[What the task asks] Among the entries below, find all lines that include "Valor" and copy them.
[[ Record excerpts open ]]
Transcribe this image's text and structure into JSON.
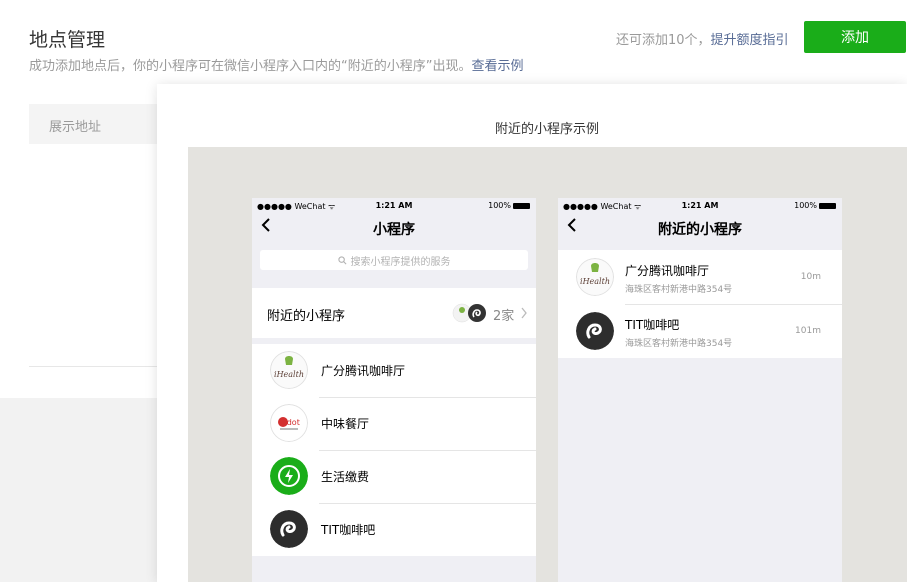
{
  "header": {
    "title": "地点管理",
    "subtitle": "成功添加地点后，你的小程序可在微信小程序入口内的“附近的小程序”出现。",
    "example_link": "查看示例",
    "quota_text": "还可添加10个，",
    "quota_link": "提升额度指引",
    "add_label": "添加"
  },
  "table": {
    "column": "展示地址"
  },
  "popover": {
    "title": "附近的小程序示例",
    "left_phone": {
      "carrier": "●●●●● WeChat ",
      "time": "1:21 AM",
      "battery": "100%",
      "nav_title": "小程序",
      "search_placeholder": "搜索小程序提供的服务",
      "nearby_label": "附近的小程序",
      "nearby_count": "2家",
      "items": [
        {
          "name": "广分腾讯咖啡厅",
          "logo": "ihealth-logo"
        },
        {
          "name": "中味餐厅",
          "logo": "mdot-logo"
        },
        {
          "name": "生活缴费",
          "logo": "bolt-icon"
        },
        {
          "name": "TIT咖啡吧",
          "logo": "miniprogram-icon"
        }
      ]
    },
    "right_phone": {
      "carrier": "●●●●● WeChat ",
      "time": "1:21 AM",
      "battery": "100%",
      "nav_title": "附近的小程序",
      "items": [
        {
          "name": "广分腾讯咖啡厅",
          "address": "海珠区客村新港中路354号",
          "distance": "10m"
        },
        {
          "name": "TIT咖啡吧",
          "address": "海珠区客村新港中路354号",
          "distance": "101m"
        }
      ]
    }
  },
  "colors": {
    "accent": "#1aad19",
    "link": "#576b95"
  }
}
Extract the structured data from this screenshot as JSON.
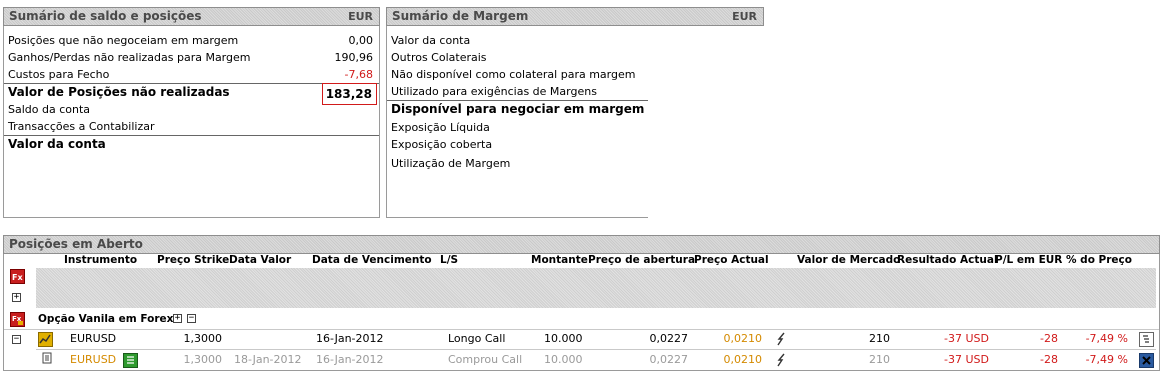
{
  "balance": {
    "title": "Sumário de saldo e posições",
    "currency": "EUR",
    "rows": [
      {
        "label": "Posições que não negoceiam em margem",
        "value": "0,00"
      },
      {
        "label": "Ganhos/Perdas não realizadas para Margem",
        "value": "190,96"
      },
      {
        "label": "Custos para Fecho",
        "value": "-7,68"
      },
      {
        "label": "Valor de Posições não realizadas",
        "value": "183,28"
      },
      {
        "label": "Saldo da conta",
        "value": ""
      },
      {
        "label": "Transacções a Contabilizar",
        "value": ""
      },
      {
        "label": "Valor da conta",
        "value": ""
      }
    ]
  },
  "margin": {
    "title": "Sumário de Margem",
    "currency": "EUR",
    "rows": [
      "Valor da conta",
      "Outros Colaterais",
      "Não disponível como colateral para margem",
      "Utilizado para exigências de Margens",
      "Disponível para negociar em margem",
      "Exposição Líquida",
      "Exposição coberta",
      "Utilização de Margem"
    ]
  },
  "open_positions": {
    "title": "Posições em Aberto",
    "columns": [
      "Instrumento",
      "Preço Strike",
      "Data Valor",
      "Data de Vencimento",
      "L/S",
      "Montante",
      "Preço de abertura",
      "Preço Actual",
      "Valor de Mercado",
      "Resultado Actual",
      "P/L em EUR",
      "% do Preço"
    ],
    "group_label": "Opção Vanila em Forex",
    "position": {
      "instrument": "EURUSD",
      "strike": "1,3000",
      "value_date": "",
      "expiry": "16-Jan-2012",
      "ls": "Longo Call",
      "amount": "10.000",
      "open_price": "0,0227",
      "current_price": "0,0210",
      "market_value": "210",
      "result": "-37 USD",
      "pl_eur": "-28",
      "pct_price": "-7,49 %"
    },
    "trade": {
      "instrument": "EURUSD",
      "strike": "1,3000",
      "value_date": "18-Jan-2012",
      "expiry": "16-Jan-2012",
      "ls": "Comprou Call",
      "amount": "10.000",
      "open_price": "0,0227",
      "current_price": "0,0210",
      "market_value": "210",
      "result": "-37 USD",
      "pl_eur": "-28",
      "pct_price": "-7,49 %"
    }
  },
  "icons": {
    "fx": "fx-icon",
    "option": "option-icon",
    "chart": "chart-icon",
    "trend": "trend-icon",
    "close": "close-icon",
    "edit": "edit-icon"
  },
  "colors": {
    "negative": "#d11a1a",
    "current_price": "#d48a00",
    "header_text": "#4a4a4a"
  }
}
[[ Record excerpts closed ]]
[Reply to the exercise]
        "label": "Valor de Posições não realizadas",
        "label": "Valor da conta",
      "Valor da conta",
      "Data Valor",
      "Valor de Mercado",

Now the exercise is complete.